(Excerpts from an interface dataset)
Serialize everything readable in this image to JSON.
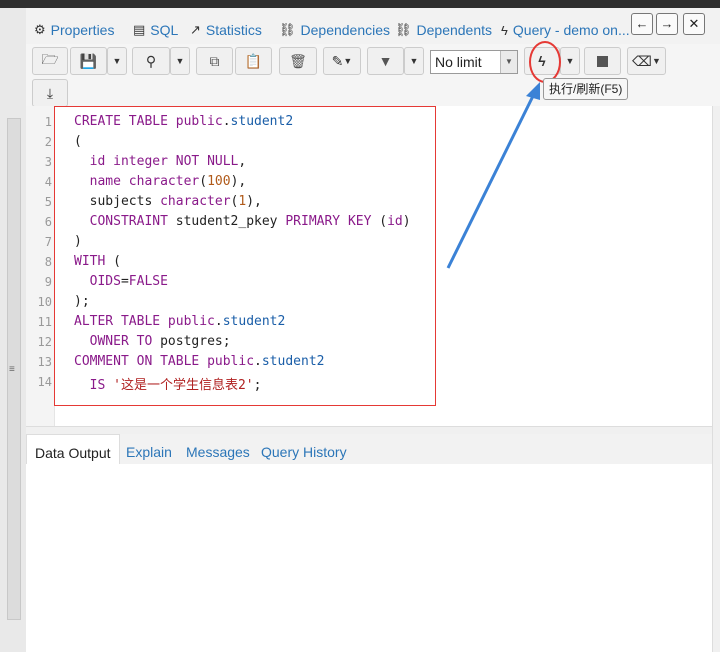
{
  "tabs": [
    {
      "icon": "properties-icon",
      "glyph": "⚙",
      "label": "Properties"
    },
    {
      "icon": "sql-icon",
      "glyph": "▤",
      "label": "SQL"
    },
    {
      "icon": "statistics-icon",
      "glyph": "📈",
      "label": "Statistics"
    },
    {
      "icon": "dependencies-icon",
      "glyph": "⛓",
      "label": "Dependencies"
    },
    {
      "icon": "dependents-icon",
      "glyph": "⛓",
      "label": "Dependents"
    },
    {
      "icon": "query-icon",
      "glyph": "ϟ",
      "label": "Query - demo on..."
    }
  ],
  "toolbar": {
    "limit": "No limit",
    "tooltip": "执行/刷新(F5)"
  },
  "editor": {
    "line_numbers": [
      "1",
      "2",
      "3",
      "4",
      "5",
      "6",
      "7",
      "8",
      "9",
      "10",
      "11",
      "12",
      "13",
      "14"
    ]
  },
  "result_tabs": [
    "Data Output",
    "Explain",
    "Messages",
    "Query History"
  ],
  "accent": "#e53935",
  "link_color": "#2c76b8"
}
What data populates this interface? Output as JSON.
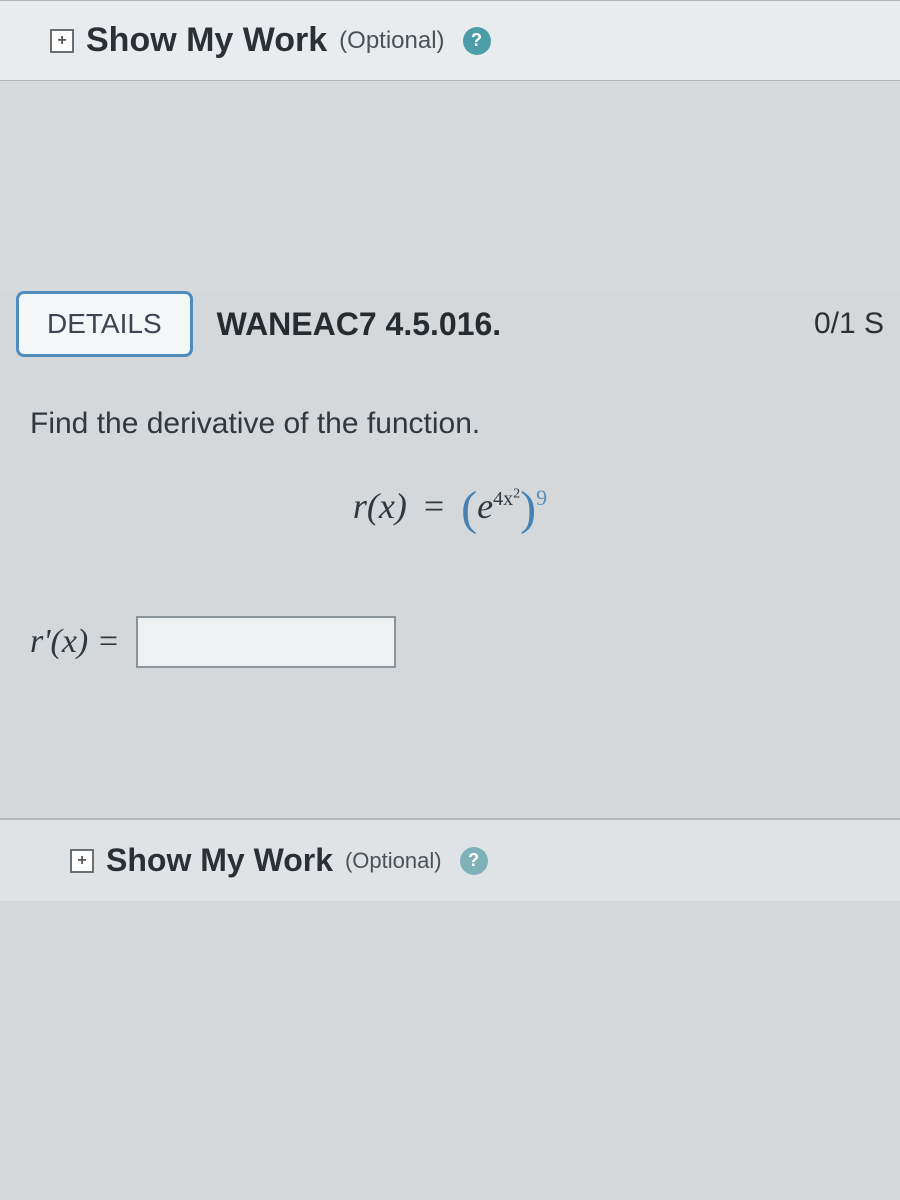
{
  "showWorkTop": {
    "title": "Show My Work",
    "optional": "(Optional)",
    "expandGlyph": "+",
    "helpGlyph": "?"
  },
  "header": {
    "detailsLabel": "DETAILS",
    "problemCode": "WANEAC7 4.5.016.",
    "score": "0/1 S"
  },
  "prompt": "Find the derivative of the function.",
  "equation": {
    "lhs": "r(x)",
    "equals": "=",
    "leftParen": "(",
    "base": "e",
    "innerExp": "4x",
    "innerExpPower": "2",
    "rightParen": ")",
    "outerPower": "9"
  },
  "answer": {
    "label": "r'(x) ="
  },
  "showWorkBottom": {
    "title": "Show My Work",
    "optional": "(Optional)",
    "expandGlyph": "+",
    "helpGlyph": "?"
  }
}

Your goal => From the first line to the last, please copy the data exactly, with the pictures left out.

Solution below =>
Serialize everything readable in this image to JSON.
{
  "tabs": [
    {
      "icon": "properties-icon",
      "glyph": "⚙",
      "label": "Properties"
    },
    {
      "icon": "sql-icon",
      "glyph": "▤",
      "label": "SQL"
    },
    {
      "icon": "statistics-icon",
      "glyph": "📈",
      "label": "Statistics"
    },
    {
      "icon": "dependencies-icon",
      "glyph": "⛓",
      "label": "Dependencies"
    },
    {
      "icon": "dependents-icon",
      "glyph": "⛓",
      "label": "Dependents"
    },
    {
      "icon": "query-icon",
      "glyph": "ϟ",
      "label": "Query - demo on..."
    }
  ],
  "toolbar": {
    "limit": "No limit",
    "tooltip": "执行/刷新(F5)"
  },
  "editor": {
    "line_numbers": [
      "1",
      "2",
      "3",
      "4",
      "5",
      "6",
      "7",
      "8",
      "9",
      "10",
      "11",
      "12",
      "13",
      "14"
    ]
  },
  "result_tabs": [
    "Data Output",
    "Explain",
    "Messages",
    "Query History"
  ],
  "accent": "#e53935",
  "link_color": "#2c76b8"
}
What data populates this interface? Output as JSON.
{
  "showWorkTop": {
    "title": "Show My Work",
    "optional": "(Optional)",
    "expandGlyph": "+",
    "helpGlyph": "?"
  },
  "header": {
    "detailsLabel": "DETAILS",
    "problemCode": "WANEAC7 4.5.016.",
    "score": "0/1 S"
  },
  "prompt": "Find the derivative of the function.",
  "equation": {
    "lhs": "r(x)",
    "equals": "=",
    "leftParen": "(",
    "base": "e",
    "innerExp": "4x",
    "innerExpPower": "2",
    "rightParen": ")",
    "outerPower": "9"
  },
  "answer": {
    "label": "r'(x) ="
  },
  "showWorkBottom": {
    "title": "Show My Work",
    "optional": "(Optional)",
    "expandGlyph": "+",
    "helpGlyph": "?"
  }
}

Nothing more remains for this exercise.